══ Extracted data

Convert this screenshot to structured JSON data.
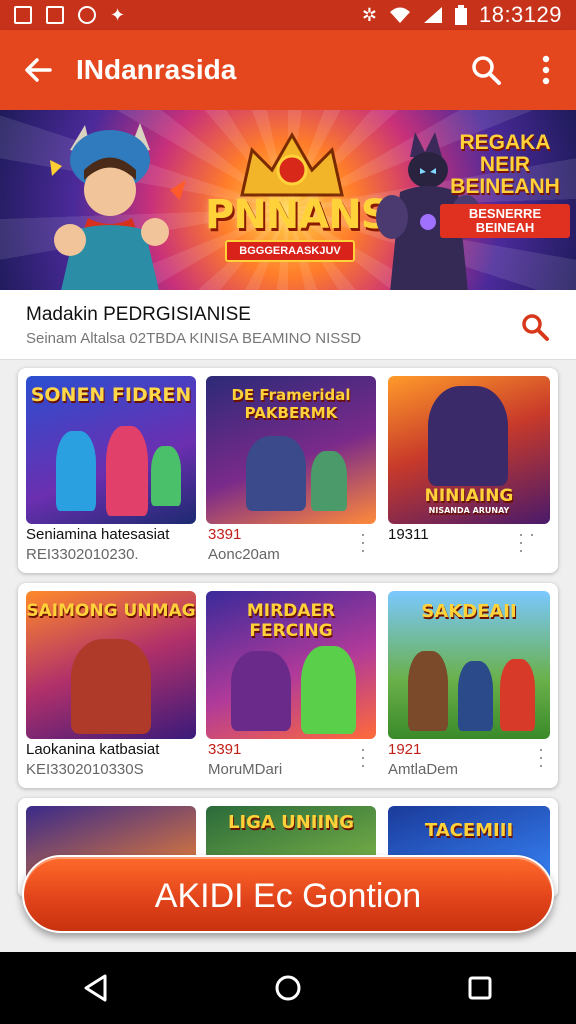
{
  "status_bar": {
    "time": "18:3129",
    "left_icons": [
      "gallery-icon",
      "photo-icon",
      "map-pin-icon",
      "game-icon"
    ],
    "right_icons": [
      "vibrate-icon",
      "wifi-icon",
      "signal-icon",
      "battery-icon"
    ]
  },
  "app_bar": {
    "title": "INdanrasida",
    "back_icon": "arrow-left-icon",
    "actions": [
      "search-icon",
      "more-vert-icon"
    ]
  },
  "hero": {
    "logo": "PNNANSIA",
    "ribbon": "BGGGERAASKJUV",
    "promo_title": "REGAKA NEIR BEINEANH",
    "promo_badge": "BESNERRE BEINEAH"
  },
  "info": {
    "title": "Madakin PEDRGISIANISE",
    "subtitle": "Seinam Altalsa 02TBDA KINISA BEAMINO NISSD"
  },
  "rows": [
    {
      "items": [
        {
          "art": "SONEN FIDREN",
          "line1": "Seniamina hatesasiat",
          "line2": "REI3302010230."
        },
        {
          "art": "DE Frameridal PAKBERMK",
          "line1": "3391",
          "line2": "Aonc20am"
        },
        {
          "art": "NINIAING",
          "art_sub": "NISANDA ARUNAY",
          "line1": "19311",
          "line2": ""
        }
      ]
    },
    {
      "items": [
        {
          "art": "SAIMONG UNMAG",
          "line1": "Laokanina katbasiat",
          "line2": "KEI3302010330S"
        },
        {
          "art": "MIRDAER FERCING",
          "line1": "3391",
          "line2": "MoruMDari"
        },
        {
          "art": "SAKDEAII",
          "line1": "1921",
          "line2": "AmtlaDem"
        }
      ]
    },
    {
      "items": [
        {
          "art": ""
        },
        {
          "art": "LIGA UNIING"
        },
        {
          "art": "TACEMIII"
        }
      ]
    }
  ],
  "cta": {
    "label": "AKIDI Ec Gontion"
  },
  "nav": [
    "back-triangle-icon",
    "home-circle-icon",
    "recents-square-icon"
  ],
  "colors": {
    "primary": "#e4471e",
    "status": "#c7321a",
    "accent_text": "#c0201a"
  }
}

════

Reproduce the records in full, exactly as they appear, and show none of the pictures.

Convert this screenshot to structured JSON data.
{
  "status_bar": {
    "time": "18:3129",
    "left_icons": [
      "gallery-icon",
      "photo-icon",
      "map-pin-icon",
      "game-icon"
    ],
    "right_icons": [
      "vibrate-icon",
      "wifi-icon",
      "signal-icon",
      "battery-icon"
    ]
  },
  "app_bar": {
    "title": "INdanrasida",
    "back_icon": "arrow-left-icon",
    "actions": [
      "search-icon",
      "more-vert-icon"
    ]
  },
  "hero": {
    "logo": "PNNANSIA",
    "ribbon": "BGGGERAASKJUV",
    "promo_title": "REGAKA NEIR BEINEANH",
    "promo_badge": "BESNERRE BEINEAH"
  },
  "info": {
    "title": "Madakin PEDRGISIANISE",
    "subtitle": "Seinam Altalsa 02TBDA KINISA BEAMINO NISSD"
  },
  "rows": [
    {
      "items": [
        {
          "art": "SONEN FIDREN",
          "line1": "Seniamina hatesasiat",
          "line2": "REI3302010230."
        },
        {
          "art": "DE Frameridal PAKBERMK",
          "line1": "3391",
          "line2": "Aonc20am"
        },
        {
          "art": "NINIAING",
          "art_sub": "NISANDA ARUNAY",
          "line1": "19311",
          "line2": ""
        }
      ]
    },
    {
      "items": [
        {
          "art": "SAIMONG UNMAG",
          "line1": "Laokanina katbasiat",
          "line2": "KEI3302010330S"
        },
        {
          "art": "MIRDAER FERCING",
          "line1": "3391",
          "line2": "MoruMDari"
        },
        {
          "art": "SAKDEAII",
          "line1": "1921",
          "line2": "AmtlaDem"
        }
      ]
    },
    {
      "items": [
        {
          "art": ""
        },
        {
          "art": "LIGA UNIING"
        },
        {
          "art": "TACEMIII"
        }
      ]
    }
  ],
  "cta": {
    "label": "AKIDI Ec Gontion"
  },
  "nav": [
    "back-triangle-icon",
    "home-circle-icon",
    "recents-square-icon"
  ],
  "colors": {
    "primary": "#e4471e",
    "status": "#c7321a",
    "accent_text": "#c0201a"
  }
}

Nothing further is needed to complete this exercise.